However, despite the larger-than-life storylines and award-winning producers and writers — Ellison and writer David Lloyd had won awards for their work on The Mary Tyler Moore Show — Number 96 was a spectacular bomb in the US. Viewers didn’t take to the comedic adventures of the swinging tenants of the apartment block, and the series was ripped from NBC’s schedule in January 1981 — just as TV Week was reporting on the show’s recent US debut, acknowledging that “initial reports from America on the mid-December screenings were not good. The critics didn’t like the new show. But then, the Australian Number 96 did not number too many critics among its fans”.
Number 96 was not to be the only hit Australian series to be re-worked for the American market. Prisoner, which scored airtime across a number of markets in the US, was re-invented as a local series titled Dangerous Women, largely recycling many of the opening characters and storylines from the Australian original.
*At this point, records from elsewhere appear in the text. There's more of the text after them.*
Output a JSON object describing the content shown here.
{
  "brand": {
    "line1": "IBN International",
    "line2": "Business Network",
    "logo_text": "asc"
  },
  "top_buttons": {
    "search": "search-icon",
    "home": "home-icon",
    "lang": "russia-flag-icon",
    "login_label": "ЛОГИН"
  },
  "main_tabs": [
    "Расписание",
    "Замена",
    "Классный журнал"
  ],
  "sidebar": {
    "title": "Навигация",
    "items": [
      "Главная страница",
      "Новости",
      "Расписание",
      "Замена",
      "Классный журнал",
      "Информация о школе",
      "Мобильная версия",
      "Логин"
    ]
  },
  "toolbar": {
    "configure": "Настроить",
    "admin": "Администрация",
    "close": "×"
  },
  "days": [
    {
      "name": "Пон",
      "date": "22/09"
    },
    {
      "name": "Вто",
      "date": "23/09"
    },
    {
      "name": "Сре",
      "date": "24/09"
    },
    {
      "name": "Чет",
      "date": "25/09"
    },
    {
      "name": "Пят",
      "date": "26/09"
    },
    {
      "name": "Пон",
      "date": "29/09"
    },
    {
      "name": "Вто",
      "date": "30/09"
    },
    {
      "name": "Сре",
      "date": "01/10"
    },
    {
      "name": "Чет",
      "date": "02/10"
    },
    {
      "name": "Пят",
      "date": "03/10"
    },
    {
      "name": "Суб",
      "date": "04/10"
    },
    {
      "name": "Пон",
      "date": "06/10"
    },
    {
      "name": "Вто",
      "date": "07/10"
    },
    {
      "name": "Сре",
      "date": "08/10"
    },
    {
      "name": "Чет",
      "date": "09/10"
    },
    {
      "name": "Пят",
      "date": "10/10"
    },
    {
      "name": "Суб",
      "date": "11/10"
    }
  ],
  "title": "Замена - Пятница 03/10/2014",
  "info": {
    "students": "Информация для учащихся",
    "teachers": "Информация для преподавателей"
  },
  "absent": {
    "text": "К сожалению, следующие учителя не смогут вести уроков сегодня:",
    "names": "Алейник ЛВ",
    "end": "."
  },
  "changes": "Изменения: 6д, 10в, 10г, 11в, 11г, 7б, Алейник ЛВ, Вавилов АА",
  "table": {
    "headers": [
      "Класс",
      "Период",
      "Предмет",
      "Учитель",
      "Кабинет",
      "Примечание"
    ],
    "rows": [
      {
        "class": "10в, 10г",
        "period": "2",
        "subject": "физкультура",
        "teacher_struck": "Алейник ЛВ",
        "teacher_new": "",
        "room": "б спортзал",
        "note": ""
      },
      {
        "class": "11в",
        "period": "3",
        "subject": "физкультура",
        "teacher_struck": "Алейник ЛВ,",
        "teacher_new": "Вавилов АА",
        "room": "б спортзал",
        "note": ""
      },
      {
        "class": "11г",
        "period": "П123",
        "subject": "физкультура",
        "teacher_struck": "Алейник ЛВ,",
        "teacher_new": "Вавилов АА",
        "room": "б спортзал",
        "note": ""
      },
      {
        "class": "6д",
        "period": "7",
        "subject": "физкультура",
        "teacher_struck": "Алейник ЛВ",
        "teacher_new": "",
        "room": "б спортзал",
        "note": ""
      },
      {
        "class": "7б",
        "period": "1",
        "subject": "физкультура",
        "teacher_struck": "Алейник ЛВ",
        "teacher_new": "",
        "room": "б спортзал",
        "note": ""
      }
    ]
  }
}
In more recent times, the top-rating comedy Kath And Kim was adapted for NBC, with less than pleasing results.
Source: TV Week, 10 January 1981. TV Guide (US), 6 December 1980.
The US has a long and proud history of remaking Australian and English tv shows and killing the aspects that actually made them good tv.
The US has a long history, but certainly NOT a proud one in remaking Aussie or Brit shows and, basically, ruining them! The Yanks can only claim two hit TV shows, M.A.S.H. and Roots as standout productions, all the rest are mediocre at best, or straight-out rubbish at worst. And what we’re getting from America these days, just going by the promos, is 99.99% rubbish.
I’m not normally one to champion American television but I think it’s a bit harsh to say that in over 60 years of American television that they’ve only ever produced two bona fide hits.
The US producer’s evaluation of 1970s series Number 96 (Their show had broad jokes like we did here 15 years ago. They had very heavy characters.) seems a little disingenuous. Having recently reviewed The Mary Tyler Moore Show (1970-1977) and Soap (1977-1981), along with Number 96 (1972-1977) I would say they all occupy the same tradition of big characters and broad comedy. To say the US left that style behind 15 years before seems wrong. Anyway, by 1980, Number 96 was already eight years old itself.
The US version of Number 96 was scheduled against The Dukes of Hazzard on Friday nights by NBC.
That virtually killed it from the start.